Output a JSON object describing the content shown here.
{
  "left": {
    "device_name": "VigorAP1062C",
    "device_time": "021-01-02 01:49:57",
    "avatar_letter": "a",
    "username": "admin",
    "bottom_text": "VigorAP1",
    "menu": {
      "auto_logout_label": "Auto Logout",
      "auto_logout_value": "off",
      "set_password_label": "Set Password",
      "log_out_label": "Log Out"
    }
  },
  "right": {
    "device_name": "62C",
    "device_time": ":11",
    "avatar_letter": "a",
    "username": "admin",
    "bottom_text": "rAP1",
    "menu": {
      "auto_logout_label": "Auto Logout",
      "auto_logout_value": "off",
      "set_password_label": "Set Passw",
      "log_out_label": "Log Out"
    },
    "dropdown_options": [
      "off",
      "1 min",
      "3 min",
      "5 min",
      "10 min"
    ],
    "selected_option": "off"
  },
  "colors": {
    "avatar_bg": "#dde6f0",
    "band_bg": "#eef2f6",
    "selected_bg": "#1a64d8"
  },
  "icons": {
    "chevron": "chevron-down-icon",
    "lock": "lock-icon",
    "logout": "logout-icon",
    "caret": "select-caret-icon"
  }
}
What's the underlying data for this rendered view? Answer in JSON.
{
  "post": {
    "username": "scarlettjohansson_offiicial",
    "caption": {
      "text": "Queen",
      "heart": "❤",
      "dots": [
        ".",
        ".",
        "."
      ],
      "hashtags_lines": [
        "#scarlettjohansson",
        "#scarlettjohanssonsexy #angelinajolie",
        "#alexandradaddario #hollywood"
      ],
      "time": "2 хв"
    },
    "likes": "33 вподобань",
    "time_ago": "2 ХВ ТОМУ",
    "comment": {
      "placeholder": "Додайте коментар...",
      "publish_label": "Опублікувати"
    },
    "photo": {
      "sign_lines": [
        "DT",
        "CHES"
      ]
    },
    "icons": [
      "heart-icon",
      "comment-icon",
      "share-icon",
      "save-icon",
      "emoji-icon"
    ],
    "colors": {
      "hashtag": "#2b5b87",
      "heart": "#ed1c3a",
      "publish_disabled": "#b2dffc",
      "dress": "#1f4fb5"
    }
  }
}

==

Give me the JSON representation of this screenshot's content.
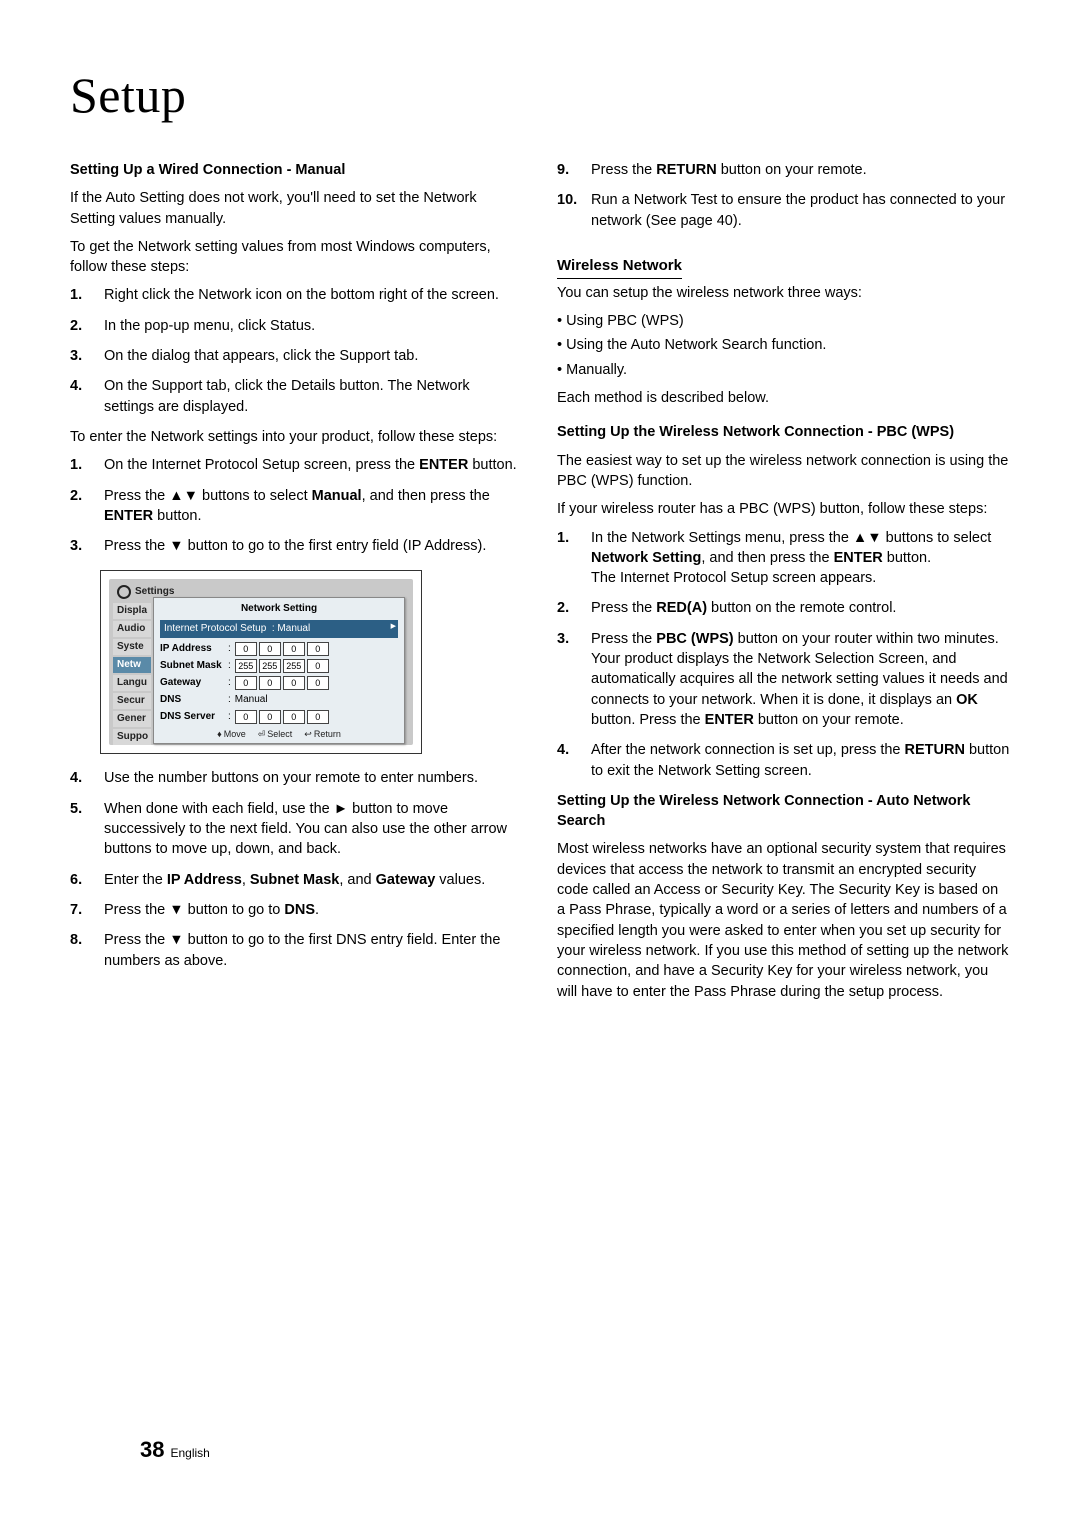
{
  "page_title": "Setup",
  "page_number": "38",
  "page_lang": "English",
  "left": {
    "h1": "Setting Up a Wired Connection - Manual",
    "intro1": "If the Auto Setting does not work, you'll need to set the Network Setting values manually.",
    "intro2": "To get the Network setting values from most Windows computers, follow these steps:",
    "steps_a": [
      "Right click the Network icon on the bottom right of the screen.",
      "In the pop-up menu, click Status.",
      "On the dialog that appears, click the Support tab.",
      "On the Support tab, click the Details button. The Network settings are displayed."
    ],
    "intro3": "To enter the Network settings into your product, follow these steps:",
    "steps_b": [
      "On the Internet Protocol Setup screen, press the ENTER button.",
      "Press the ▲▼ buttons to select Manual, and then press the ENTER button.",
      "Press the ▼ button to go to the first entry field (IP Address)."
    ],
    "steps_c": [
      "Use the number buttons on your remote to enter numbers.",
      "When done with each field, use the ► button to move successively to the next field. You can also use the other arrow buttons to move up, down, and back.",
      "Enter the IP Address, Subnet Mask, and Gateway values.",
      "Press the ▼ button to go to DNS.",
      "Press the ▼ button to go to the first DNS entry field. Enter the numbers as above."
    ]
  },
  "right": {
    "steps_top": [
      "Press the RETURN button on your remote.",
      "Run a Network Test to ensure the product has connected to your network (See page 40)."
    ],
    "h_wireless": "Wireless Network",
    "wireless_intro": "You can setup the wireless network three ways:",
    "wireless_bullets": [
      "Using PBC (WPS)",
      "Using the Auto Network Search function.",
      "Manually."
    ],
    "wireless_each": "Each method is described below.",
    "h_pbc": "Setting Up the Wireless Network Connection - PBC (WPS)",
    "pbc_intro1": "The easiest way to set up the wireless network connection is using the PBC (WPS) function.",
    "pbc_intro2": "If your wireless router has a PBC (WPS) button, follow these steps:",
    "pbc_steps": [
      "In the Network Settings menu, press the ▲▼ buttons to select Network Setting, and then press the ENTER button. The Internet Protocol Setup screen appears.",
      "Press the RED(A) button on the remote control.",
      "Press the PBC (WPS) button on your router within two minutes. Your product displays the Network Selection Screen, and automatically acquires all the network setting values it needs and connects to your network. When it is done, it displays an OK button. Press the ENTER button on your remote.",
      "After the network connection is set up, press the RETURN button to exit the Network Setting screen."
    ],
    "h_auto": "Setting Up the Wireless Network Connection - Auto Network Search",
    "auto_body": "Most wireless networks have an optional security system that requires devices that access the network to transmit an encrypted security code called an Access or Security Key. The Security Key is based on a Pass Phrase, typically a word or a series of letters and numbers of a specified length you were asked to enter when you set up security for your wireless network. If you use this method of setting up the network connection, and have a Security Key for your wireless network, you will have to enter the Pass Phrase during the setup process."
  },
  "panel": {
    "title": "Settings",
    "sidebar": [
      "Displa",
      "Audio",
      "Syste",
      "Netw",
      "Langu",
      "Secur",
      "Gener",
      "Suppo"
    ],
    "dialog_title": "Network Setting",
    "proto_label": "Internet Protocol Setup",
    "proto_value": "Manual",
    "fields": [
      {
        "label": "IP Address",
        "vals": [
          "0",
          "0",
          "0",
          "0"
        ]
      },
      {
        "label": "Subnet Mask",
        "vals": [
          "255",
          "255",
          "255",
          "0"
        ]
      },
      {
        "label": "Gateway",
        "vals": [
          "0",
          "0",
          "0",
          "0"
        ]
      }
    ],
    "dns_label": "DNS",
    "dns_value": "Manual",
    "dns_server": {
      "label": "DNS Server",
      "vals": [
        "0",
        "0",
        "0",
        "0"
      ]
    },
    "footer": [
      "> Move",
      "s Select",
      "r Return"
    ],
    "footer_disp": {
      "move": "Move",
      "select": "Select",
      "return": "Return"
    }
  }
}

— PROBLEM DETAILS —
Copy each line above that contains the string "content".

— TASK SOLUTION —
Output a JSON object describing the content shown here.
Give me the JSON representation of this screenshot's content.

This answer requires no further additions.